Campers come in many shapes and sizes. One of the decisions you'll have to make is towable vs motorized. Towable RVs include pop-up campers, travel trailers and fifth wheels. Motorized RVs include all motorhomes: Class A, B, B+, C, and Super C. The type of camper that's right for you will depend on a lot of different factors. And, as is the case with everything related to selecting an RV, the choice is personal. For some folks a towable RV is perfect, while others prefer motorhomes. To learn more about the different types of campers you can choose from, visit our Types of RVs: Advantages and Disadvantages page.
What Is Your Budget?
Before you spend a lot of time finding what you believe is the perfect RV for you, it's a good idea to spend some time figuring out your realistic budget. How much are you willing and able to spend on your RV purchase? Keep in mind, though, that it's about more than just the cost of the RV itself. Don't forget to budget for insurance, storage, and maintenance. Going back to towable vs motorized, don't forget to consider the costs related to the truck you will need to pull your camper. For a motorhome, don't forget to consider the costs of a tow vehicle if you plan to pull a car behind your RV to explore the local area.
If You Plan to Take Long Trips, How Often Will You Be Moving?
Some RVs are quicker and easier to set up and pack up than others. If you plan to only take weekend trips, this may not matter to you. But if you are planning to take extended trips of several weeks, months or years, be sure to think about how often you plan to move to a new location. If your plan is to get to one destination and stay for a while, choosing an RV that takes a little longer to set up may be fine.

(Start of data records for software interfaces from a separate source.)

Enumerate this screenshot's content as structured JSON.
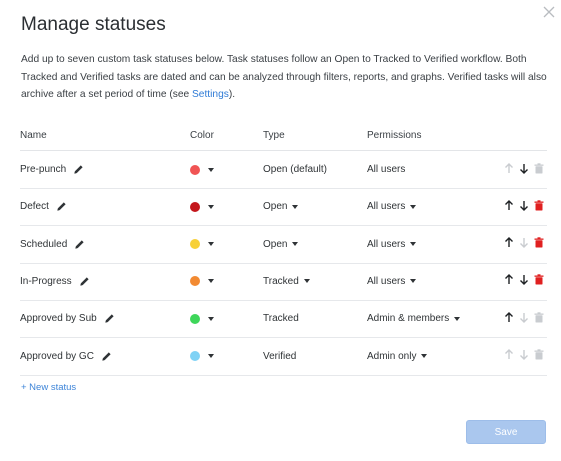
{
  "dialog": {
    "title": "Manage statuses",
    "description_pre": "Add up to seven custom task statuses below. Task statuses follow an Open to Tracked to Verified workflow. Both Tracked and Verified tasks are dated and can be analyzed through filters, reports, and graphs. Verified tasks will also archive after a set period of time (see ",
    "description_link": "Settings",
    "description_post": ")."
  },
  "table": {
    "headers": {
      "name": "Name",
      "color": "Color",
      "type": "Type",
      "permissions": "Permissions"
    },
    "rows": [
      {
        "name": "Pre-punch",
        "color": "#f05454",
        "type": "Open (default)",
        "type_dropdown": false,
        "permissions": "All users",
        "perm_dropdown": false,
        "up_enabled": false,
        "down_enabled": true,
        "delete_enabled": false
      },
      {
        "name": "Defect",
        "color": "#c4161c",
        "type": "Open",
        "type_dropdown": true,
        "permissions": "All users",
        "perm_dropdown": true,
        "up_enabled": true,
        "down_enabled": true,
        "delete_enabled": true
      },
      {
        "name": "Scheduled",
        "color": "#f7d037",
        "type": "Open",
        "type_dropdown": true,
        "permissions": "All users",
        "perm_dropdown": true,
        "up_enabled": true,
        "down_enabled": false,
        "delete_enabled": true
      },
      {
        "name": "In-Progress",
        "color": "#f28a32",
        "type": "Tracked",
        "type_dropdown": true,
        "permissions": "All users",
        "perm_dropdown": true,
        "up_enabled": true,
        "down_enabled": true,
        "delete_enabled": true
      },
      {
        "name": "Approved by Sub",
        "color": "#3ed65a",
        "type": "Tracked",
        "type_dropdown": false,
        "permissions": "Admin & members",
        "perm_dropdown": true,
        "up_enabled": true,
        "down_enabled": false,
        "delete_enabled": false
      },
      {
        "name": "Approved by GC",
        "color": "#7fd2f5",
        "type": "Verified",
        "type_dropdown": false,
        "permissions": "Admin only",
        "perm_dropdown": true,
        "up_enabled": false,
        "down_enabled": false,
        "delete_enabled": false
      }
    ]
  },
  "new_status_label": "+ New status",
  "save_label": "Save",
  "icons": {
    "close": "close-icon",
    "edit": "pencil-icon",
    "up": "arrow-up-icon",
    "down": "arrow-down-icon",
    "delete": "trash-icon"
  },
  "colors": {
    "accent": "#2f7bd6",
    "delete": "#e02020",
    "disabled": "#c9ccd0",
    "save_bg": "#aac7ee"
  }
}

But, if you plan to move every day or every few days, the you might want to shorten the time you spend setting up and packing up. In that case, you may want to select an RV that has automatic leveling or other amenities that make the process easier and quicker.
Think About Your Needs vs Your Wants
As you're considering the list of amenities you are interested in for your new RV, it's a good idea to divide your list into Needs and Wants. As you begin to narrow your search, this list might change. But it will be a reminder for you to give priority to RVs that meet your needs and not get carried away by RVs that wow you but don't have the features that are most important to you.
Consider New vs Used
You might think the New vs Used choice is all about budget, but with RVs there is more to consider. Yes, there is something awesome about being the first to own a particular RV, the first to sleep in the bed and everything else. But, it's also possible to find some great RVs on the used market. Sometimes folks will buy an RV, take a handful of trips and decide that the lifestyle (or that particular) camper aren't right for them. Maybe you are someone who wants to take an older RV and make it your own. Maybe you want the latest and greatest technology that comes with a new RV. In our case, we bought our first 3 RVs (a travel trailer, a gas Class A motorhome, and a Class A diesel motorhome) new. But while were deciding what we wanted to live in as full-time RVers, we found a used RV through a YouTube video and it is perfect for us. (In case you don't know, we live, work and travel in a 2017 Tiffin Breeze 31BR.) Try to begin your shopping with an open mind on new/used because you never know what you'll find out there!
An RV is an Investment in Life and Experiences.
No one can tell you what RV is right for you. It's different for all of us. No matter what RV you choose, remember it is an investment in life, experiences and memories. If you see someone at an RV show or at a campground who has an RV similar to what you are considering, stop and talk with them. Ask them about their experiences. RVers love to share their knowledge and help others. It's one of the things we love best about the lifestyle. Happy shopping!